The New Turn in Russia
The New Turn in Russia
Reading recent interpretations of the Twentieth Congress of the Communist Party of the Soviet Union, one is inclined to feel that they reveal far less about the character of the changes in Russian politics and society than about the moods and desires of those who do the interpreting. Thus, when Aneurin Bevan writes that the Communist parties of the West are henceforth going to accept the parliamentary game and strive for limited objectives within the framework of Western democracy; or when the inimitable John Foster Dulles declares that the Twentieth Congress signifies a defeat for previous Communist strategies (presumably as the result of his superior diplomatic moves) , one is inclined to feel that we are dealing here with projections of the political illiteracy that characterizes both the “progressives” and reactionaries of our time—and let it go at that. Yet the recent Russian events, for all that it is much too early to attempt any definitive or detailed analysis, are clearly of the highest significance and they must be taken seriously in their own right as portents of possible major changes in Russian society.

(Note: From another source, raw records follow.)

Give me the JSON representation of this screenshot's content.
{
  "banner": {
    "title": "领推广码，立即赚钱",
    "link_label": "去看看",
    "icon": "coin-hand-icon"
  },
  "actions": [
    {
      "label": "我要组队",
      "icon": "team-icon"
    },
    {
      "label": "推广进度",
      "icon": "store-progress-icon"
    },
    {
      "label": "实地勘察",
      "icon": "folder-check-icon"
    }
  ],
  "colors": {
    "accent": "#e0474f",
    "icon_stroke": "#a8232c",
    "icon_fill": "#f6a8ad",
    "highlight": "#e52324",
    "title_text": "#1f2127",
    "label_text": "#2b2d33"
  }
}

“Oh, thank God that the old days are past,” exclaimed one high Communist leader to former President Auriol of France when the latter asked his Russian hosts about the meaning of the Party Congress. Even if one allows for possible guile, it would seem that the Congress speeches and resolutions gave expression to similar feelings among the widest strata of Russian society, and that they were, in turn, deliberately designed to elicit precisely such responses. Partly they were a calculated attempt to bring about a stabilization, normalization and “regularization” of the regime; partly, a skilled response by the party leadership to these very desires. The whole population, for obvious reasons, must have felt both terror-weary and war-weary; and those elements in the population to which the Khrushchev regime may be assumed to be particularly sensitive—the new strata of ambitious managers, bureaucrats, state and party functionaries who had grown up during the post-revolutionary and terrorist decades, who care little about ideology and want most of all the opportunity to exercise their positions of power without having to fear that they will wake up in Siberia the next morning—these must have been particularly eager for some sort of stabilization.
Socialist thought provides us with an imaginative and moral horizon.
For insights and analysis from the longest-running democratic socialist magazine in the United States, sign up for our newsletter: